School principals in Ireland have recently become frustrated with social networks being either unresponsive or slow to respond to school requests to take down abusive posts about students in their care. The National Association of Principals and Deputy Principals (NAPD) believe that networks such as Facebook should play a greater role in dealing with the problem, suggesting that they should appoint a dedicated liaison officer whose job it is to take calls from schools and parents and act promptly in deleting offensive posts.
While social media sites can be perceived as partly responsible for addressing the problem of cyberbullying, a recent NAPD survey indicates that most people believe that both parents and schools share responsibility for tackling cyberbullying. The survey showed some interesting results:
81% believe that cyberbullying and traditional bullying have equally serious implications for children’s mental health.
12% believe cyberbullying is more serious than traditional bullying.
66% say parents should police children’s internet use.
63% say schools should ban smartphones and social networks.
A combination of educating youth on the dangerous implications of cyberbullying and remaining vigilant of their internet use is a sound plan. Parents and school officials should work together to ensure the safety of their children and remain vigilant for any harmful behavior. However, banning the use of technology that can be misused to harm others does not seem like an effective solution. It is not the technology itself that is the problem, but rather the way it is used. In fact, technology can be used as a way of combating cyberbullying, as in the case of the Word Bully smartphone app from Iconosys. The idea of social media networks appointing a cyberbullying liaison to take down offensive posts is a great idea however, and one that seems easily accomplished.

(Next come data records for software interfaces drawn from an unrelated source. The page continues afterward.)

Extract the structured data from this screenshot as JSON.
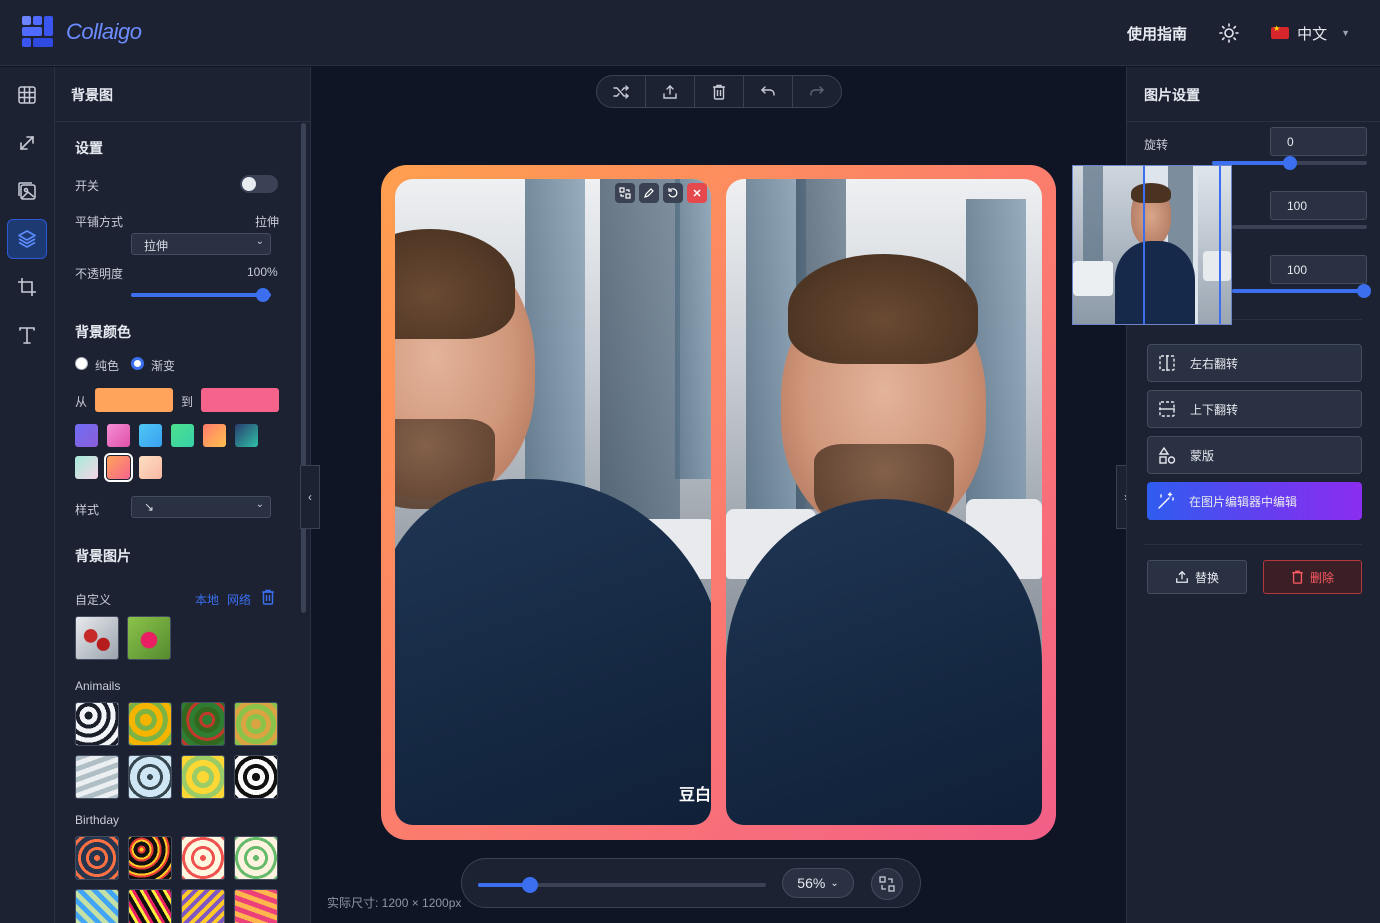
{
  "app": {
    "name": "Collaigo"
  },
  "header": {
    "guide_label": "使用指南",
    "language_label": "中文"
  },
  "left_panel": {
    "title": "背景图",
    "settings": {
      "heading": "设置",
      "switch_label": "开关",
      "tile_label": "平铺方式",
      "tile_value": "拉伸",
      "tile_select": "拉伸",
      "opacity_label": "不透明度",
      "opacity_value": "100%",
      "opacity_level": 1.0
    },
    "bg_color": {
      "heading": "背景颜色",
      "solid_label": "纯色",
      "gradient_label": "渐变",
      "from_label": "从",
      "to_label": "到",
      "from_color": "#ffa45a",
      "to_color": "#f6648c",
      "style_label": "样式",
      "style_value": "↘"
    },
    "bg_image": {
      "heading": "背景图片",
      "custom_label": "自定义",
      "local_link": "本地",
      "network_link": "网络",
      "animals_label": "Animails",
      "birthday_label": "Birthday"
    }
  },
  "canvas": {
    "watermark": "豆白",
    "zoom_value": "56%",
    "zoom_level": 0.18,
    "actual_size": "实际尺寸: 1200 × 1200px"
  },
  "right_panel": {
    "title": "图片设置",
    "rotate_label": "旋转",
    "rotate_value": "0",
    "value2": "100",
    "value3": "100",
    "flip_h_label": "左右翻转",
    "flip_v_label": "上下翻转",
    "mask_label": "蒙版",
    "edit_label": "在图片编辑器中编辑",
    "replace_label": "替换",
    "delete_label": "删除"
  },
  "colors": {
    "accent": "#3b6ff0",
    "danger": "#e5484d",
    "frame_from": "#ff9f4e",
    "frame_to": "#f25f88"
  }
}
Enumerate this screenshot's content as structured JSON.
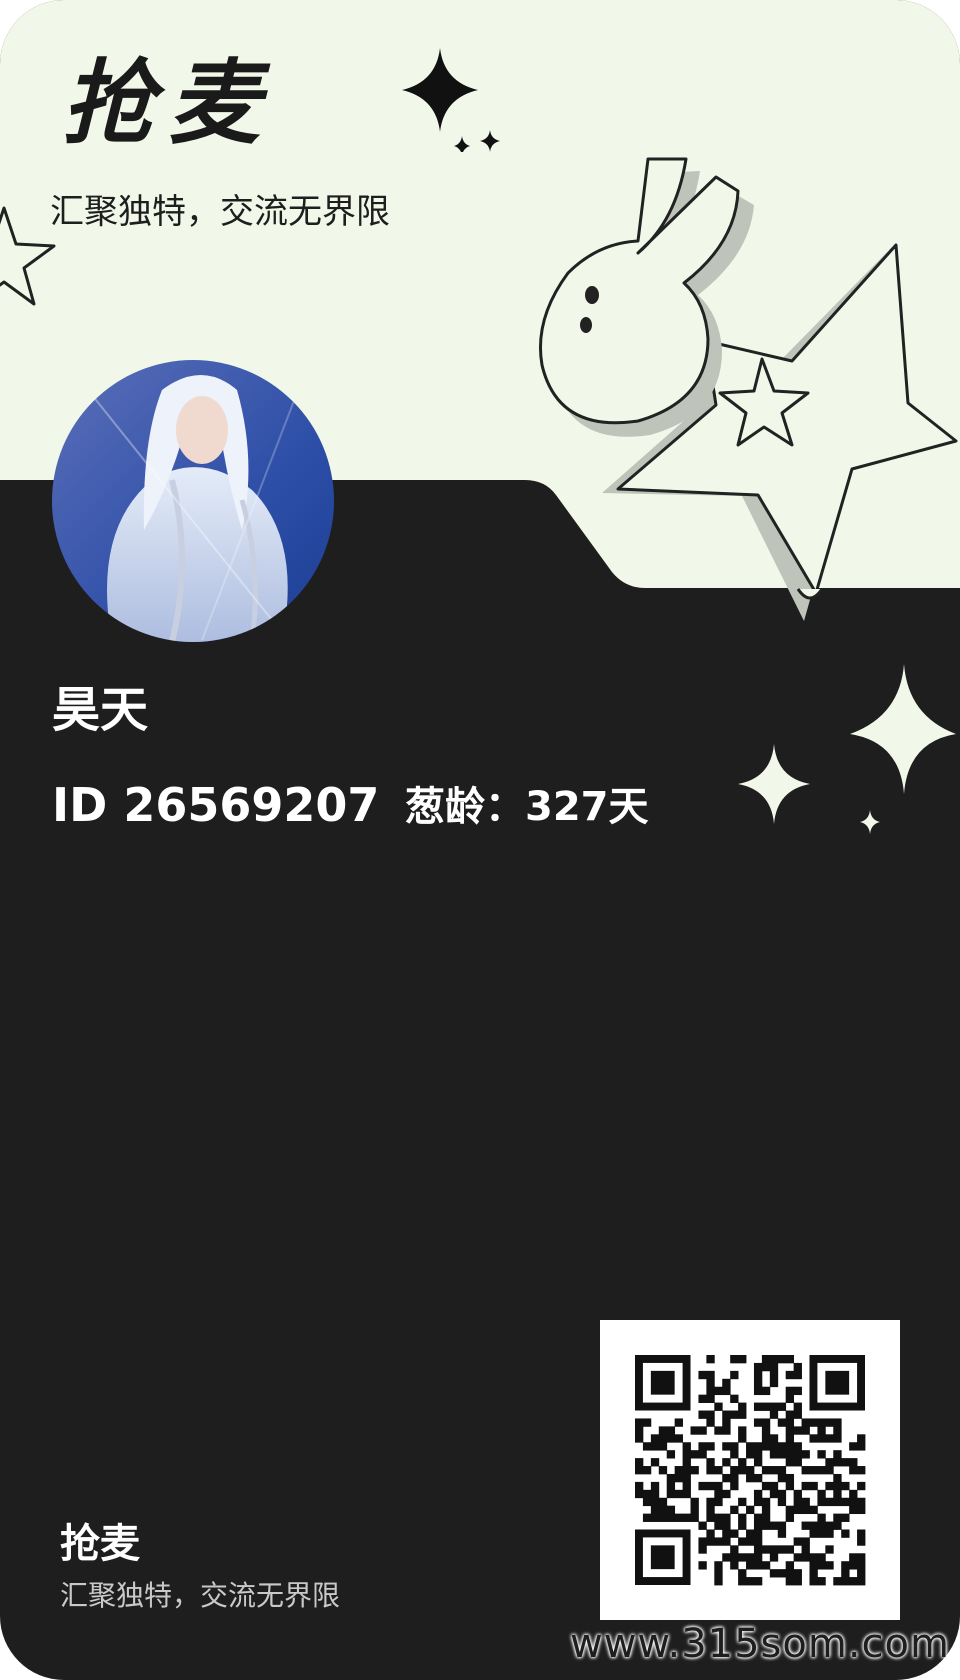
{
  "card": {
    "brand_title": "抢麦",
    "brand_subtitle": "汇聚独特，交流无界限"
  },
  "profile": {
    "avatar": "avatar-image",
    "username": "昊天",
    "id_text": "ID 26569207",
    "age_text": "葱龄：327天"
  },
  "footer": {
    "title": "抢麦",
    "subtitle": "汇聚独特，交流无界限",
    "qr_code": "qr-code"
  },
  "watermark": "www.315som.com",
  "colors": {
    "top_background": "#f1f8e9",
    "bottom_background": "#1e1e1e",
    "text_light": "#ffffff",
    "text_dark": "#1a1a1a"
  },
  "icons": [
    "sparkle-icon",
    "star-icon",
    "rabbit-icon",
    "qr-code"
  ]
}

What do you think? Should Facebook and Twitter have people whose job it is to address all cyberbullying complaints? Let us know in the comments section.